Four years and three Michelin stars later, Catherine was diagnosed with a terminal illness and Dunderry Lodge was sold.

Nick Healy’s friends and family believe he never recovered from the loss of his soul mate and, despite a passion for French food and wine, after Catherine’s death in 1993 he lost his enthusiasm for the business.

The couple had been ahead of their time when they started in the 1970s.

When prawn cocktail and a mixed grill was all many restaurant clients expected, they grew their own herbs and vegetables and imported delicacies like good coffee and olive oil, always heavily influenced by Healy’s training abroad in establishments like Auberge du Pere Bise in the French Alps which in its heyday boasted three Michelin stars.

A native of Clonskeagh in Dublin, Healy was the second of five children born to William Skeffington Healy, a solicitor and native of Drogheda, and Hope (née Ferguson) whose father had been the Irish representative to the League of Nations.

As a young woman Hope had spent long periods in France and had passed on her love of French cooking to her eldest son.

Over several summers, William and Hope packed the five children into a Commer van and set off for long camping holidays around France, which was also to be a favourite holiday destination for Nick and Catherine.

Following his education at St Gerard’s in Bray and at Glenstal Abbey, Healy, described by his brother, Andrew, as “something of a free spirit”, opted not to go to university as his siblings did, and instead travelled widely, learning the hotel trade along the way.

After being laid off by a wine company in Dublin in the 1970s, he took on a number of jobs including petrol pump attendant before he and Catherine (née Strong) a native of Kells, Co Meath, opened Dunderry Lodge.

She was the chef and heartbeat of the restaurant while Healy, an accomplished chef himself, was the front-of-house man.

They were part of a set of restaurateurs who occasionally met up such as Aidan and Joan McManus from the King Sitric in Howth, John and Catherine Howard from Le Coq Hardi, Mary and Ray Bowe from Marlfield House, Co Wexford, Henry and Catherine O’Neill, Alexis Fitzgerald and Patrick and Sally Guilbaud.

“Lunch could go on for 10 hours and all the discussion would be about food and wine,” Aidan McManus recalled.

Healy’s other passion was for the sea. “When Catherine died, possibly the only place he found happiness was at sea,” said Mr McManus.

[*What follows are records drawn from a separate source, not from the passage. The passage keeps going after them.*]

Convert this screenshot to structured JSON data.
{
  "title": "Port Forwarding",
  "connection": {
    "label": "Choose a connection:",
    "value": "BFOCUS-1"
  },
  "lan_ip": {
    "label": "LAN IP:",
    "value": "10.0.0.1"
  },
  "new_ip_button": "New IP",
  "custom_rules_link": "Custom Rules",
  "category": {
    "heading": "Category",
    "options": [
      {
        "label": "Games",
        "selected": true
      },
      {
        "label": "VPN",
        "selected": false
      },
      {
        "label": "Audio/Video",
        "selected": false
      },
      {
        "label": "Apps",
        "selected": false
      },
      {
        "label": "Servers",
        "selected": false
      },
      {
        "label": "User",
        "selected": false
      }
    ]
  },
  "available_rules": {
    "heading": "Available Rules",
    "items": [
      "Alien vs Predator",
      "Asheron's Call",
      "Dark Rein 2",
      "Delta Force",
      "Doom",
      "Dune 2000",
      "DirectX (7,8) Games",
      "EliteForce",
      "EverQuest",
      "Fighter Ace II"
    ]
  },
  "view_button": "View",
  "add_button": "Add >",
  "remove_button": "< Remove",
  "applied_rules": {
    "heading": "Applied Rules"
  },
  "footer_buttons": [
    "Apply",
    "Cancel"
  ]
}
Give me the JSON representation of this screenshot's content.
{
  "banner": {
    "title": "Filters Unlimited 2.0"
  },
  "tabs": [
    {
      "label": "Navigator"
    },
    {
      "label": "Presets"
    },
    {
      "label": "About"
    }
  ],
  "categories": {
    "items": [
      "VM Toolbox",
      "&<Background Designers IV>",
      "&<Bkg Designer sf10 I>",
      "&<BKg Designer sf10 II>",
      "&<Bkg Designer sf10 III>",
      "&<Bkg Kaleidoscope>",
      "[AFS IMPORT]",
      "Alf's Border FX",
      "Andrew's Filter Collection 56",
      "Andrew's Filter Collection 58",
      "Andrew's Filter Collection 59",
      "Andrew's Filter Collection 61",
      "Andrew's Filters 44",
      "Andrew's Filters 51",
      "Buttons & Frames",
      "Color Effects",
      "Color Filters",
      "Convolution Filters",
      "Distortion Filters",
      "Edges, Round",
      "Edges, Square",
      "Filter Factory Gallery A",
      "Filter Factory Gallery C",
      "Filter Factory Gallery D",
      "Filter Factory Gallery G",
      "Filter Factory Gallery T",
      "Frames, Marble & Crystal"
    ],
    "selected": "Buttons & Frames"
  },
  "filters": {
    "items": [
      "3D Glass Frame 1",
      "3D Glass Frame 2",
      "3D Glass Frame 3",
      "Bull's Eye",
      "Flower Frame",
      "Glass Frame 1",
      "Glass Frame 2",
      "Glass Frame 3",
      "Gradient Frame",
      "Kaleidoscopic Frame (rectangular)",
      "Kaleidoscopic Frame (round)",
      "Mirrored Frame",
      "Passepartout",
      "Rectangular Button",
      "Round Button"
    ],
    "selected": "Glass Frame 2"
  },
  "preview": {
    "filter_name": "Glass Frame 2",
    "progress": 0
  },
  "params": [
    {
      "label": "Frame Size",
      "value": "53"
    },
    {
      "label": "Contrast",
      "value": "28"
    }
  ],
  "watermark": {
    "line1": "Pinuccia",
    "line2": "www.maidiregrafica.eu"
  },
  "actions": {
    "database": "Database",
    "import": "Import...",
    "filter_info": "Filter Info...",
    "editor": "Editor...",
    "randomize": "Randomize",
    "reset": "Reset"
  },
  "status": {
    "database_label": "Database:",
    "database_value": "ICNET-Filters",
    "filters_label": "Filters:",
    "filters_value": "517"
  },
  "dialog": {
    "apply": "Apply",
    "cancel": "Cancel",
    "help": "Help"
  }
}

An adventurous spirit, Healy travelled to the Arctic with solicitor John Gore Grimes. He did professional yacht deliveries, completed a number of Fastnets and during his long battle with cancer, he found great solace among friends at Howth Yacht Club where he had worked for seven years until his retirement in 2009.

History was made there yesterday when Nick Healy’s secular funeral ceremony took place at the club.

Among those paying tribute were Fr Philip Tierney OSB who had taught Healy at Glenstal Abbey. His ashes will rest with his wife’s under a beech tree on the farm in Kells where she was raised.

He is survived by his sisters Sara Willmott (Bristol) and Jane Cunningham (Kilkenny) and by his brothers Simon (Belfast) and Andrew (Dublin).

Nicholas (Nick) Healy: born May 2nd, 1944; died June 1st, 2012